Exercise prompt:
Whenever the string "ALMA" turns up in a line of the data below, copy that line.

Given records:
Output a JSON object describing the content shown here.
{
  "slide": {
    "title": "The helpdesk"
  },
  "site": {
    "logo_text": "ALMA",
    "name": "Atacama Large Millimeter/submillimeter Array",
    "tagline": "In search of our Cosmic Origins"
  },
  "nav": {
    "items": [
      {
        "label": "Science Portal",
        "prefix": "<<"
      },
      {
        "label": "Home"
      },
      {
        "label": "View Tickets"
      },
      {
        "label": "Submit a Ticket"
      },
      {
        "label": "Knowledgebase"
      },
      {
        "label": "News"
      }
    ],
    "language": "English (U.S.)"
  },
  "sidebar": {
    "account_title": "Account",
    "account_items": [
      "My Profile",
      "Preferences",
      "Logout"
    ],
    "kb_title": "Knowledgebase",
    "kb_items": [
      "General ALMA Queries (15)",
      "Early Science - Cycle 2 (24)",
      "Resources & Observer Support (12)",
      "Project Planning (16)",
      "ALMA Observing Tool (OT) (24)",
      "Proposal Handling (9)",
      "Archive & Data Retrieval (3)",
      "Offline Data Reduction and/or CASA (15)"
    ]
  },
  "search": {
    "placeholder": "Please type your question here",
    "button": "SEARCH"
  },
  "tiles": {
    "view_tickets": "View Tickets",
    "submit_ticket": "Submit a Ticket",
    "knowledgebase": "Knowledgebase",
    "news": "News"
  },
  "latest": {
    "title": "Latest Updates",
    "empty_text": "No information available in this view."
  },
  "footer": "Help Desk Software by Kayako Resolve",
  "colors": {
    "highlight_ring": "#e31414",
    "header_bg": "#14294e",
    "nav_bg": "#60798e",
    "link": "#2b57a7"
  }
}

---

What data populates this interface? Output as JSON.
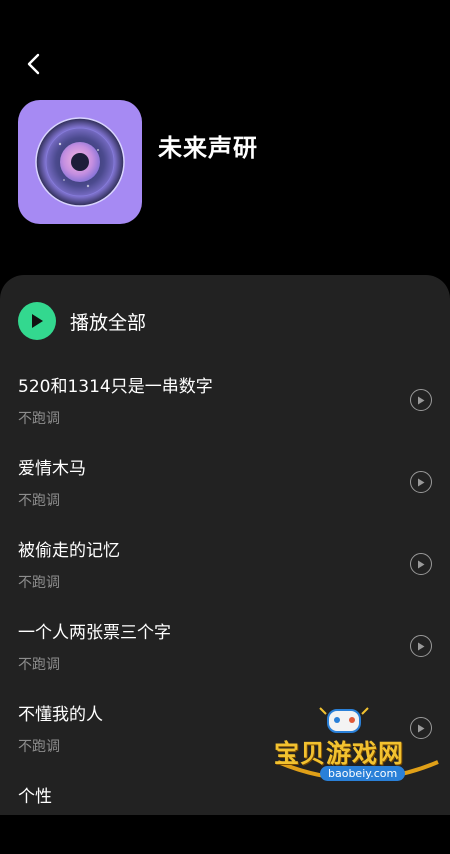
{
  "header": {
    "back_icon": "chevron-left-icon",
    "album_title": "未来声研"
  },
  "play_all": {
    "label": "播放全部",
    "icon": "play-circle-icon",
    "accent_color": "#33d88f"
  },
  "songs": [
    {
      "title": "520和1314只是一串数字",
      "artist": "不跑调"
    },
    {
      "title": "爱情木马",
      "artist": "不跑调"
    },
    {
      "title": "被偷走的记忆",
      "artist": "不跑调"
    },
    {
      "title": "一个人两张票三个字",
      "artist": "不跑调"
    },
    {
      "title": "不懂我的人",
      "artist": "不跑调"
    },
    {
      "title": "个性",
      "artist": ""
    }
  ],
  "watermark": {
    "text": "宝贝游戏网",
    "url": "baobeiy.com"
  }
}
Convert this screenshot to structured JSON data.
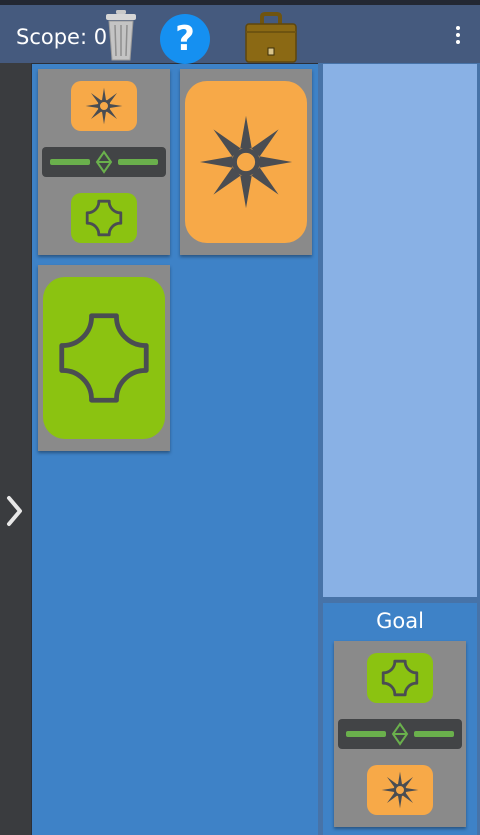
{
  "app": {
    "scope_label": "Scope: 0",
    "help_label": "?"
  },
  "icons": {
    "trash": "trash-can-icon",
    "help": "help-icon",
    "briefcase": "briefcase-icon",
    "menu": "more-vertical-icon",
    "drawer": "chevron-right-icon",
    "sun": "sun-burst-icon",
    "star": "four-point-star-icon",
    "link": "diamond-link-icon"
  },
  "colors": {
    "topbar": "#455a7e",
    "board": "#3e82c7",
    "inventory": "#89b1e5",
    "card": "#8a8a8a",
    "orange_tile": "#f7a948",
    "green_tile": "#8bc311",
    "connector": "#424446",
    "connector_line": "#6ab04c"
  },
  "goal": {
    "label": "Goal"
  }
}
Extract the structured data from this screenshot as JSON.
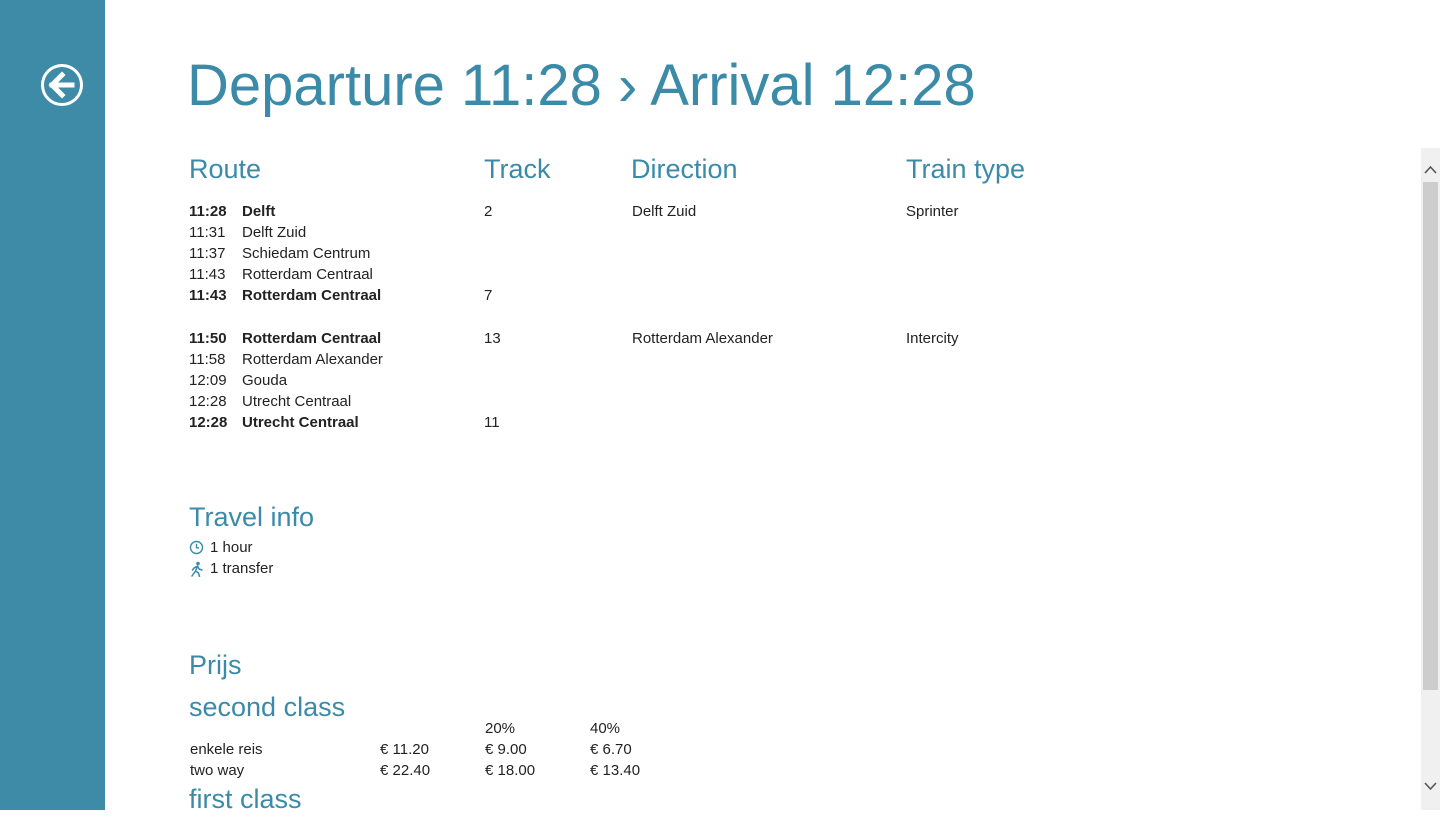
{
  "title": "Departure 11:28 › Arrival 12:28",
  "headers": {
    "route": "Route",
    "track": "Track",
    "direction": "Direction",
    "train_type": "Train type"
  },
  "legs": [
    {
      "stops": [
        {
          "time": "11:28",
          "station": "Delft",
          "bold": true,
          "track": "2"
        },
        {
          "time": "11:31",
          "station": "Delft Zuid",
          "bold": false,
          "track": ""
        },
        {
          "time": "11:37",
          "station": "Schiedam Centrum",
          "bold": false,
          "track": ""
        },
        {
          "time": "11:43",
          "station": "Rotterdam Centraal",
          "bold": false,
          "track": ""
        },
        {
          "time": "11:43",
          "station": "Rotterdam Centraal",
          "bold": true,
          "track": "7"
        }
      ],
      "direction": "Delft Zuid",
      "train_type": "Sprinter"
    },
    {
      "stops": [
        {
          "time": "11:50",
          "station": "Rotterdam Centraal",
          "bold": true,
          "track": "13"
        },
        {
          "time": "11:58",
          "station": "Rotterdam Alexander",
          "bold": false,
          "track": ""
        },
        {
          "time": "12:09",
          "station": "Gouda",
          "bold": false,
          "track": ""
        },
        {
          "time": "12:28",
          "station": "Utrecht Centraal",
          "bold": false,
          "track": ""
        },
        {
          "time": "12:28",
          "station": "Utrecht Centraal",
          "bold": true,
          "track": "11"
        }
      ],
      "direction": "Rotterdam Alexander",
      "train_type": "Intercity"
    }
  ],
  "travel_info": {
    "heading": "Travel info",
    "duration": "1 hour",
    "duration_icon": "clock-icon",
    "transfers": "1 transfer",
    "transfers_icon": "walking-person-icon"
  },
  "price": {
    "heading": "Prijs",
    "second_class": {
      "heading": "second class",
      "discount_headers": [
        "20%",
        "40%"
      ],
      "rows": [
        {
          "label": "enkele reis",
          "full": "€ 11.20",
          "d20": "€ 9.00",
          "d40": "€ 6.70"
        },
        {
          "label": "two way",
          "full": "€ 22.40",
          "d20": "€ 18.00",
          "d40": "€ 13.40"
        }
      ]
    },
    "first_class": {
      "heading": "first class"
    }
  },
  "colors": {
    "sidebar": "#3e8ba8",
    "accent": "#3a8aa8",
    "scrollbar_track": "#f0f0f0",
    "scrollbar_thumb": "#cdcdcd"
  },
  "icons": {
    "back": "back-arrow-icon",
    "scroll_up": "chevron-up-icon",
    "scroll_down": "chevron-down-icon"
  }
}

Response to this task:
    "logo_text": "ALMA",
      "General ALMA Queries (15)",
      "ALMA Observing Tool (OT) (24)",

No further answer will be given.